TASK BRIEF » Write out every line of the material as it stands, apart from the pictures.

RECORDS FOR THE TASK »
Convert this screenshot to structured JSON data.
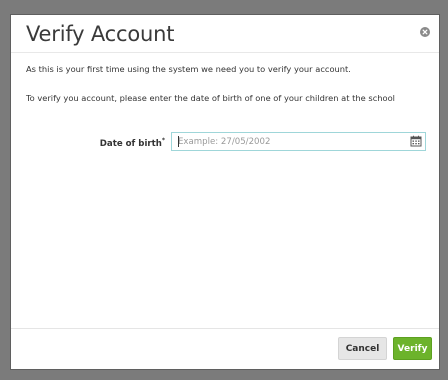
{
  "dialog": {
    "title": "Verify Account",
    "message_first_time": "As this is your first time using the system we need you to verify your account.",
    "message_instruction": "To verify you account, please enter the date of birth of one of your children at the school"
  },
  "form": {
    "dob_label": "Date of birth",
    "required_marker": "*",
    "dob_value": "",
    "dob_placeholder": "Example: 27/05/2002"
  },
  "footer": {
    "cancel_label": "Cancel",
    "verify_label": "Verify"
  },
  "icons": {
    "close": "close-icon",
    "calendar": "calendar-icon"
  },
  "colors": {
    "accent_green": "#6cb32b",
    "input_focus_border": "#9fd6d9",
    "overlay": "#7b7b7b"
  }
}
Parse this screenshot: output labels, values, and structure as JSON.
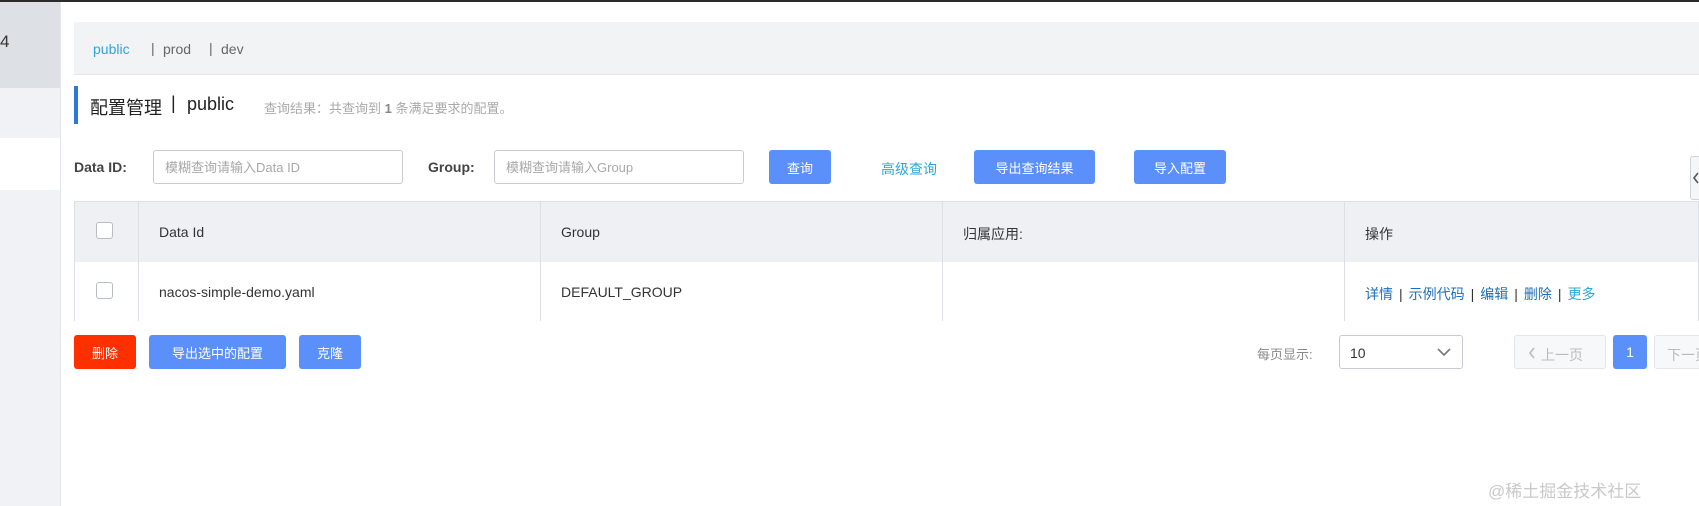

WRITTEN SOLUTION »
Convert this screenshot to structured JSON data.
{
  "dialog": {
    "title": "Verify Account",
    "message_first_time": "As this is your first time using the system we need you to verify your account.",
    "message_instruction": "To verify you account, please enter the date of birth of one of your children at the school"
  },
  "form": {
    "dob_label": "Date of birth",
    "required_marker": "*",
    "dob_value": "",
    "dob_placeholder": "Example: 27/05/2002"
  },
  "footer": {
    "cancel_label": "Cancel",
    "verify_label": "Verify"
  },
  "icons": {
    "close": "close-icon",
    "calendar": "calendar-icon"
  },
  "colors": {
    "accent_green": "#6cb32b",
    "input_focus_border": "#9fd6d9",
    "overlay": "#7b7b7b"
  }
}
Parse this screenshot: output labels, values, and structure as JSON.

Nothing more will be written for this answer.